Meals & Accommodations
What sort of food will we be eating?
Uzbek food is fresh and delicious. There is an excellent variety of salads without lettuce, including grated carrots, beets, and other fresh choices. Chicken or beef kebabs are popular and delicious. There are some good hot and cold soups, such as a cold yogurt and cucumber version, so refreshing in warmer months. Lagman is a delicious thick noodle soup with bits of beef.
Other popular dishes are samosas, meat or vegetable-filled pies baked in a round tandoor oven, and the Uzbek national dish called Plov. Typical blue-collar lunch plov mixtures served from huge cauldrons are greasy but other healthier and delicious plov versions include lots of yellow and orange carrots, garbanzos, and raisins. Uzbekistan is famous for fresh-baked bread and bakeries. Every meal starts with fresh bread, sometimes with grilled onions incorporated (my favorite!).
Will I be able to accommodate my dietary needs?
If you have any special dietary, health, or nutrition issues, restrictions, etc, there is no guarantee that Behind the Scenes Adventures will be able to accommodate your special diets in foreign countries. Please contact us before departure, and bring sufficient alternative foods. Travelers with severe peanut allergies cannot be accepted. Vegan diets are possible but with much less variety than at home. Vegetarian diets are often fairly easy to accommodate, but also with less variety than what is available at home.
Flights & Travel
Will I need a visa for connecting countries?
It is very rare to need a visa for a connection if you stay in the Transit area. This will be regulated by the connecting country and the airline will send information as to this requirement.
Will I be met at the airport?
Yes! Cynthia, an assistant or a driver will meet you with a sign with your name and/or Behind the Scenes Adventures. They will have your flight schedule and know you will need time to pick up your luggage. Wait for them in the terminal, right outside the Arrivals area, and don’t go with any other drivers that don’t have your name on a placard.
What are the requirements for my passport to be valid?
Your passport needs to have one blank page for your visa, although, with an E-Visa, you will have just a piece of paper to show, and don’t need room for anything except Immigration stamps in your passport.
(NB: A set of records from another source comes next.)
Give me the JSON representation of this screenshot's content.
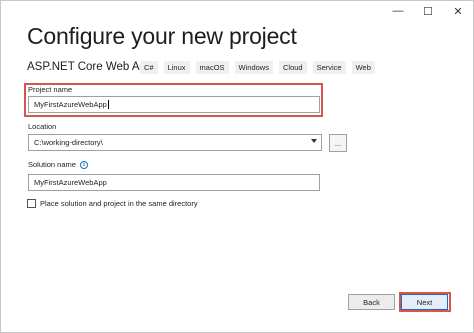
{
  "window": {
    "controls": {
      "minimize": "—",
      "maximize": "☐",
      "close": "✕"
    }
  },
  "title": "Configure your new project",
  "template": {
    "name": "ASP.NET Core Web App",
    "tags": [
      "C#",
      "Linux",
      "macOS",
      "Windows",
      "Cloud",
      "Service",
      "Web"
    ]
  },
  "project_name": {
    "label": "Project name",
    "value": "MyFirstAzureWebApp"
  },
  "location": {
    "label": "Location",
    "value": "C:\\working-directory\\",
    "browse_label": "..."
  },
  "solution_name": {
    "label": "Solution name",
    "value": "MyFirstAzureWebApp",
    "info_icon": "i"
  },
  "same_directory": {
    "label": "Place solution and project in the same directory",
    "checked": false
  },
  "buttons": {
    "back": "Back",
    "next": "Next"
  },
  "colors": {
    "highlight": "#d9534f",
    "accent": "#1a6fb7"
  }
}
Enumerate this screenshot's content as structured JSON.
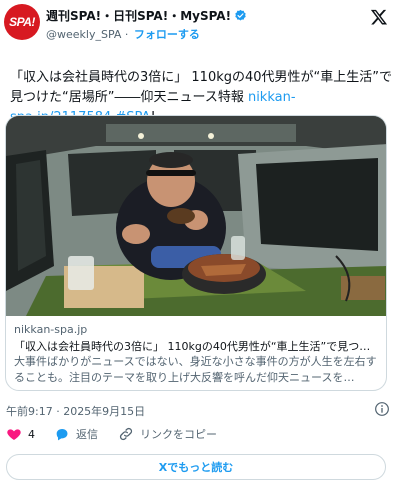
{
  "account": {
    "avatar_text": "SPA!",
    "display_name": "週刊SPA!・日刊SPA!・MySPA!",
    "handle": "@weekly_SPA",
    "separator": "·",
    "follow_label": "フォローする",
    "verified_color": "#1d9bf0"
  },
  "tweet": {
    "text_main": "「収入は会社員時代の3倍に」 110kgの40代男性が“車上生活”で見つけた“居場所”――仰天ニュース特報 ",
    "link_text": "nikkan-spa.jp/2117584",
    "hashtag": "#SPA",
    "suffix": "!"
  },
  "card": {
    "image_alt": "Man eating in a camper van",
    "domain": "nikkan-spa.jp",
    "title": "「収入は会社員時代の3倍に」 110kgの40代男性が“車上生活”で見つけ…",
    "description": "大事件ばかりがニュースではない、身近な小さな事件の方が人生を左右することも。注目のテーマを取り上げ大反響を呼んだ仰天ニュースを…"
  },
  "meta": {
    "timestamp": "午前9:17 · 2025年9月15日"
  },
  "actions": {
    "like_count": "4",
    "reply_label": "返信",
    "copy_label": "リンクをコピー",
    "like_color": "#f91880",
    "reply_color": "#1d9bf0"
  },
  "footer": {
    "read_more_label": "Xでもっと読む"
  },
  "icons": [
    "verified-icon",
    "x-logo-icon",
    "info-icon",
    "heart-icon",
    "reply-icon",
    "link-icon"
  ]
}
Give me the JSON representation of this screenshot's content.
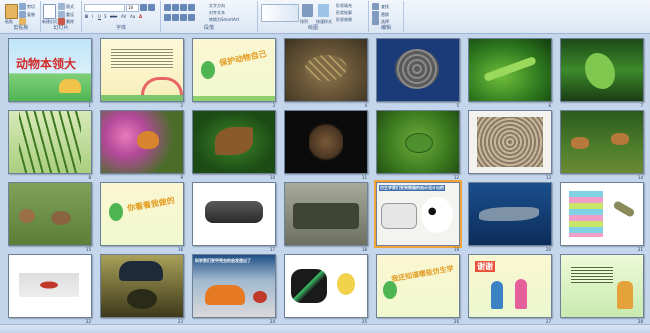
{
  "ribbon": {
    "groups": [
      {
        "label": "剪贴板",
        "items": [
          "粘贴",
          "剪切",
          "复制",
          "格式刷"
        ]
      },
      {
        "label": "幻灯片",
        "items": [
          "新建幻灯片",
          "版式",
          "重设",
          "删除"
        ]
      },
      {
        "label": "字体",
        "items": [
          "B",
          "I",
          "U",
          "S",
          "abc",
          "AV",
          "Aa",
          "A"
        ]
      },
      {
        "label": "段落",
        "items": [
          "文字方向",
          "对齐文本",
          "转换为SmartArt"
        ]
      },
      {
        "label": "绘图",
        "items": [
          "排列",
          "快速样式",
          "形状填充",
          "形状轮廓",
          "形状效果"
        ]
      },
      {
        "label": "编辑",
        "items": [
          "查找",
          "替换",
          "选择"
        ]
      }
    ],
    "font_name": "",
    "font_size": "18"
  },
  "slides": [
    {
      "num": "1",
      "title": "动物本领大"
    },
    {
      "num": "2",
      "title": ""
    },
    {
      "num": "3",
      "title": "保护动物自己"
    },
    {
      "num": "4",
      "title": ""
    },
    {
      "num": "5",
      "title": ""
    },
    {
      "num": "6",
      "title": ""
    },
    {
      "num": "7",
      "title": ""
    },
    {
      "num": "8",
      "title": ""
    },
    {
      "num": "9",
      "title": ""
    },
    {
      "num": "10",
      "title": ""
    },
    {
      "num": "11",
      "title": ""
    },
    {
      "num": "12",
      "title": ""
    },
    {
      "num": "13",
      "title": ""
    },
    {
      "num": "14",
      "title": ""
    },
    {
      "num": "15",
      "title": ""
    },
    {
      "num": "16",
      "title": "你看看我做的"
    },
    {
      "num": "17",
      "title": ""
    },
    {
      "num": "18",
      "title": ""
    },
    {
      "num": "19",
      "title": "仿生学家们受到熊猫的启示设计出的"
    },
    {
      "num": "20",
      "title": ""
    },
    {
      "num": "21",
      "title": ""
    },
    {
      "num": "22",
      "title": ""
    },
    {
      "num": "23",
      "title": ""
    },
    {
      "num": "24",
      "title": "科学家们受甲壳虫的启发造出了"
    },
    {
      "num": "25",
      "title": ""
    },
    {
      "num": "26",
      "title": "我还知道哪些仿生学"
    },
    {
      "num": "27",
      "title": "谢谢"
    },
    {
      "num": "28",
      "title": ""
    }
  ],
  "status": {
    "zoom": ""
  },
  "colors": {
    "selected": "#f0a43a",
    "background": "#c4d6ec"
  }
}
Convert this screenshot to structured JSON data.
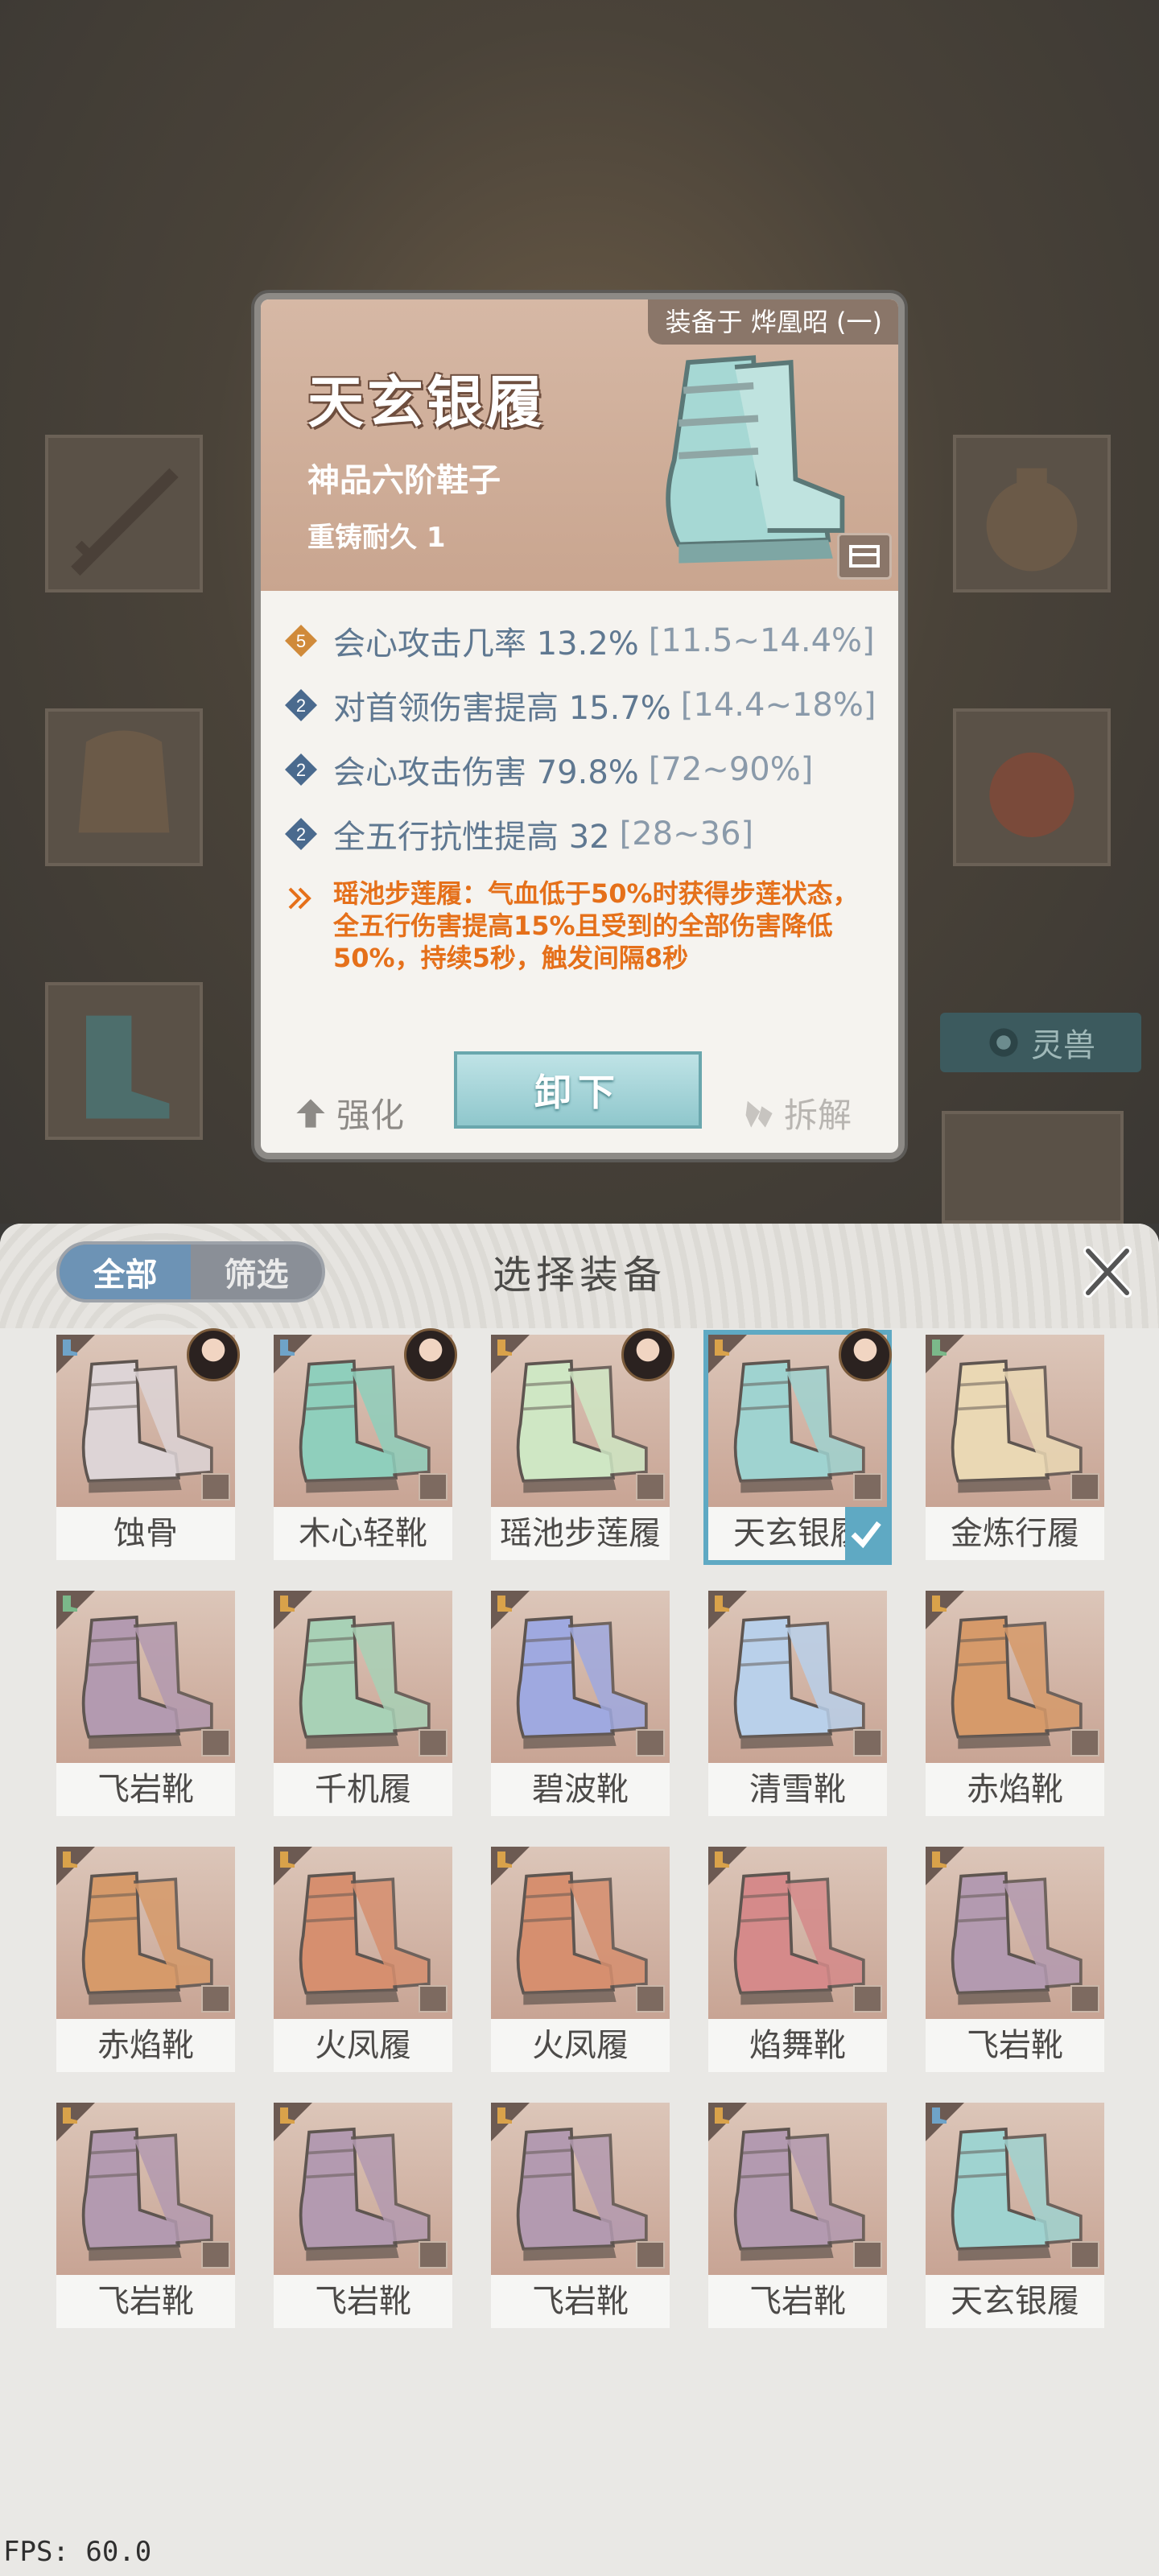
{
  "background_scene": {
    "spirit_beast_label": "灵兽"
  },
  "detail_card": {
    "equipped_by": "装备于 烨凰昭 (一)",
    "item_name": "天玄银履",
    "grade": "神品六阶鞋子",
    "durability": "重铸耐久 1",
    "stats": [
      {
        "badge": "5",
        "badge_color": "#d08a3a",
        "text": "会心攻击几率 13.2%",
        "range": "[11.5~14.4%]"
      },
      {
        "badge": "2",
        "badge_color": "#4a6a8e",
        "text": "对首领伤害提高 15.7%",
        "range": "[14.4~18%]"
      },
      {
        "badge": "2",
        "badge_color": "#4a6a8e",
        "text": "会心攻击伤害 79.8%",
        "range": "[72~90%]"
      },
      {
        "badge": "2",
        "badge_color": "#4a6a8e",
        "text": "全五行抗性提高 32",
        "range": "[28~36]"
      }
    ],
    "set_effect": "瑶池步莲履：气血低于50%时获得步莲状态，全五行伤害提高15%且受到的全部伤害降低50%，持续5秒，触发间隔8秒",
    "buttons": {
      "enhance": "强化",
      "unequip": "卸下",
      "dismantle": "拆解"
    }
  },
  "select_panel": {
    "tabs": [
      "全部",
      "筛选"
    ],
    "title": "选择装备",
    "items": [
      {
        "name": "蚀骨",
        "corner": "#6fa3c8",
        "color": "#ddd4d6",
        "avatar": true
      },
      {
        "name": "木心轻靴",
        "corner": "#6fa3c8",
        "color": "#8fcfbc",
        "avatar": true
      },
      {
        "name": "瑶池步莲履",
        "corner": "#d9a24a",
        "color": "#cfe7c4",
        "avatar": true
      },
      {
        "name": "天玄银履",
        "corner": "#d9a24a",
        "color": "#9fd3d0",
        "avatar": true,
        "selected": true
      },
      {
        "name": "金炼行履",
        "corner": "#7bb88a",
        "color": "#ead8b4"
      },
      {
        "name": "飞岩靴",
        "corner": "#7bb88a",
        "color": "#b39ab0"
      },
      {
        "name": "千机履",
        "corner": "#d9a24a",
        "color": "#a8d1b6"
      },
      {
        "name": "碧波靴",
        "corner": "#d9a24a",
        "color": "#9fa9e0"
      },
      {
        "name": "清雪靴",
        "corner": "#d9a24a",
        "color": "#b9d0ea"
      },
      {
        "name": "赤焰靴",
        "corner": "#d9a24a",
        "color": "#d69a6a"
      },
      {
        "name": "赤焰靴",
        "corner": "#d9a24a",
        "color": "#d69a6a"
      },
      {
        "name": "火凤履",
        "corner": "#d9a24a",
        "color": "#d68f6f"
      },
      {
        "name": "火凤履",
        "corner": "#d9a24a",
        "color": "#d68f6f"
      },
      {
        "name": "焰舞靴",
        "corner": "#d9a24a",
        "color": "#d58a8a"
      },
      {
        "name": "飞岩靴",
        "corner": "#d9a24a",
        "color": "#b39ab0"
      },
      {
        "name": "飞岩靴",
        "corner": "#d9a24a",
        "color": "#b39ab0"
      },
      {
        "name": "飞岩靴",
        "corner": "#d9a24a",
        "color": "#b39ab0"
      },
      {
        "name": "飞岩靴",
        "corner": "#d9a24a",
        "color": "#b39ab0"
      },
      {
        "name": "飞岩靴",
        "corner": "#d9a24a",
        "color": "#b39ab0"
      },
      {
        "name": "天玄银履",
        "corner": "#6fa3c8",
        "color": "#9fd3d0"
      }
    ]
  },
  "fps": "FPS: 60.0"
}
What is the best airline to fly to the country?
You will need to get to Istanbul, Turkey, then connect to Tashkent. There are non-stop flights to Istanbul’s fabulous new airport from SFO and LAX, and perhaps other major cities. Try to get a non-stop flight; it’s much easier not to have to change planes. Some flights connect in Istanbul for an hour or two, then continue directly to Tashkent – easy!
I found good deals on Expedia.com with Turkish Airlines which is very good; they are a partner of United. Turkish and United are the airlines I always use but from your home airport, there may be other deals with other airlines such as Delta and Air France, etc.
What will we use for transportation?
We use a Mercedes Sprinter for most interior transportation. It is high-topped and spacious, and our luggage is stored in the back, or on top if we amass extra bags along the way. (This is another reason we must start with a luggage limit.)
With a small group, we may use a Chevrolet SUV (made in Uzbekistan!) for the whole trip. Vans and buses are not allowed on the route from Tashkent to Ferghana Valley, so we will go in Chevy SUVs. And we will take the modern high-speed train, from Tashkent to Samarkand and on to Bukhara.
We may also fly on one interior/domestic flight from Urgench (Khiva) back to Tashkent, on Turkish Airlines or Uzbek Airways. If not we will use the van on this route also.